Nearly all of us want to be part of groups. We’re incredibly social critters, and most of us want to be seen by the group as part of the group. It doesn’t matter if this is learned or is part of our evolutionary biology. Sometimes it becomes so overwhelming that we over-identify with similarities and actively deny our differences. We lie to fit into the group. We often don’t even realize we’re lying. And this is what leads to group-think.

Groupthink is dangerous not only for the team’s creativity but for the individual. Our efforts to fit in can be so extreme that it results in cognitive dissonance. When we don’t recognize ourselves or our behaviors, we think back on our actions and ask ourselves, “what was I thinking? That’s not me.” And when our actions and our words do not align with how we see ourselves, with our core identities, it results in cognitive dissonance, a potentially dangerous mental health stressor.

How Individual Self-Censoring Mechanisms impact a team’s output

So, how do we overcome these natural inclinations towards group-think? We celebrate our differences. Celebrate vulnerable moments of disagreement with compassion and appreciation. Here are three ways to celebrate diversity in engineering teams. Until we celebrate differences as strengths, we will present only the parts of ourselves we believe are welcomed to the group and hide our differences.

Another way is to take a step back and realize that we’re not all that different, even if we look or sound different. Even with our diverse experiences, we often share much more in common than we realize.

An advertisement demonstrates we often have more similarities than differences, after all.

Red flags that we’re squelching diversity.

  • People from underrepresented minorities disproportionately quit or ask to transfer to another team.
  • General disengagement from the group to tack complex problems together.
  • Underrepresented minorities do not get promoted.
  • Disagreements rarely occur.
  • There is a general uncomfortableness around accepting a new or difficult task.
  • Team members are uncomfortable or incapable of articulating the strengths of someone else’s ideas.
  • The same subset of people speak up or dominate a discussion. (Thanks Grace Chi)

Positive rapport-building questions that celebrate our differences as strengths:
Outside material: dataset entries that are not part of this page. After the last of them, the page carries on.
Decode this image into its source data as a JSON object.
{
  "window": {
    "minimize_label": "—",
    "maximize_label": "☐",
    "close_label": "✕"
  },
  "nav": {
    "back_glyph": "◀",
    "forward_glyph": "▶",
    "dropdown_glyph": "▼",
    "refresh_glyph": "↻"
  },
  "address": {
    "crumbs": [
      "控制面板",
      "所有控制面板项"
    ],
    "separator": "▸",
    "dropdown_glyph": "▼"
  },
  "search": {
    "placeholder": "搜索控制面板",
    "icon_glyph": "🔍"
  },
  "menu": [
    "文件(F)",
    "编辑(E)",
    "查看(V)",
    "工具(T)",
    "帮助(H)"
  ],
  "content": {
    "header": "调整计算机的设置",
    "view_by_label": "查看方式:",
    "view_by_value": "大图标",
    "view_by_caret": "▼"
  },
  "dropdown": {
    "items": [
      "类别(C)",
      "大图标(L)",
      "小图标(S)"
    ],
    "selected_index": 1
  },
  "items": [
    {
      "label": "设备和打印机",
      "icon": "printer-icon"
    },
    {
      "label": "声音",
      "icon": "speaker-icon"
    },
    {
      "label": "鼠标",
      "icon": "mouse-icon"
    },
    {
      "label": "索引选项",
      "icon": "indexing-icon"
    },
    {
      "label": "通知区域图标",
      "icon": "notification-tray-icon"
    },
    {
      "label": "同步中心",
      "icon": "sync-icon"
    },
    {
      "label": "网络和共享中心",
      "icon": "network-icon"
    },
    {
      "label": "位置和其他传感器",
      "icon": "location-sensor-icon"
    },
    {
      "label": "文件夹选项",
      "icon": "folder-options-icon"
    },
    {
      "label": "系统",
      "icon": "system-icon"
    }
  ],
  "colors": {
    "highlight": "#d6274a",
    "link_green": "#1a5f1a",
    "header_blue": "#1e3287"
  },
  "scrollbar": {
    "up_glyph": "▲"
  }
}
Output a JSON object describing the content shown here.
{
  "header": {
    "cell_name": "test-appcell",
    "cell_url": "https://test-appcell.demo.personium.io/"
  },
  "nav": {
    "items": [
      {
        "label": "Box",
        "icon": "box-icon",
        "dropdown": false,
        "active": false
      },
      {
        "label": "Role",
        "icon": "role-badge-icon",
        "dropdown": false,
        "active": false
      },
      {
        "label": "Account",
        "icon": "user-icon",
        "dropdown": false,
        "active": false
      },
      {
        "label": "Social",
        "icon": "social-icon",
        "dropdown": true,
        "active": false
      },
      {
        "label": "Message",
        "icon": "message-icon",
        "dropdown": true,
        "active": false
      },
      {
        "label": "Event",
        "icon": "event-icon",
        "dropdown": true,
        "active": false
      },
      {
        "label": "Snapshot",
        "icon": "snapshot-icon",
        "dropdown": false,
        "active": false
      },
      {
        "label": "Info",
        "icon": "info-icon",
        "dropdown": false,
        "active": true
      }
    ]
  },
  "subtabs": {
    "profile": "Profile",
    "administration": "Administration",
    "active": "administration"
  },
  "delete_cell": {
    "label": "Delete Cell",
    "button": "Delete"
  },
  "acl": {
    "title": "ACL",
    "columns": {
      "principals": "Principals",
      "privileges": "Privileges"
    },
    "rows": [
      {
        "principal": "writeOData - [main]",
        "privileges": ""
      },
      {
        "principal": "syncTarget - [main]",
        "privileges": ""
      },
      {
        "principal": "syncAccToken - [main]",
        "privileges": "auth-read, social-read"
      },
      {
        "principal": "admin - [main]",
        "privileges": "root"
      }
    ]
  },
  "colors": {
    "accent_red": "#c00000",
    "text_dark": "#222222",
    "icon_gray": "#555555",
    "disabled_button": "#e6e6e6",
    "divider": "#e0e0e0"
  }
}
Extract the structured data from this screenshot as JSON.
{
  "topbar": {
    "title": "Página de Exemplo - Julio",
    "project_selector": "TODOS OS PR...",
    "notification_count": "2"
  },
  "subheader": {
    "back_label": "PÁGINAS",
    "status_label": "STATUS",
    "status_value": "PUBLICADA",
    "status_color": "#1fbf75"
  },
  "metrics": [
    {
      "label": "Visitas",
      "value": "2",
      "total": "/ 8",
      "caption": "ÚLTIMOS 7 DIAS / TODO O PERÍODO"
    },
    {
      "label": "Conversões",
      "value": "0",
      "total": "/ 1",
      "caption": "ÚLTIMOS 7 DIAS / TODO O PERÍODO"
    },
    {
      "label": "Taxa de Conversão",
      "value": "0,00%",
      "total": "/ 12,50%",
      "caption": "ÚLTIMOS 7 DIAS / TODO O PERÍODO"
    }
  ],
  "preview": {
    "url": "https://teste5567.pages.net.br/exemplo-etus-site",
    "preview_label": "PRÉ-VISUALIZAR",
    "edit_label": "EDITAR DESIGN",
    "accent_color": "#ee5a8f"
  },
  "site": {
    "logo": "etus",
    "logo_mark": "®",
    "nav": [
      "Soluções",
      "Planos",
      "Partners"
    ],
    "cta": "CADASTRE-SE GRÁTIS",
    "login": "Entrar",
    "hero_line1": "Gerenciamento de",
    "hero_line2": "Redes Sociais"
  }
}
  • What’s the most difficult challenge you’ve ever faced in your life, and what did you learn from it?
  • What’s one thing you believe to be true that most people consider false?
  • What professional achievement are you most proud of achieving?
  • Was there ever a time when a timeboxed PoC failed, but something good still came out of the experience for you and the company?
  • When mentoring someone, what’s one difficult lesson you wish you had learned sooner that you could pass forward?
  • What’s one thing you wish someone would build already? Why that thing?
  • Could you please help me see how “X” is the right thing to do for the company? (for any, X)
  • I appreciate the perspective, but is it possible that “X” is the right thing to do for the company given the constraint “Y,” even though it’s not what we want without “Y”? (For any idea X, and constraint Y)



Jon McLachlan

Founder of YSecurity. Ex-Apple, Ex-Robinhood, Ex-PureStorage. Lives in Oakland. Athlete.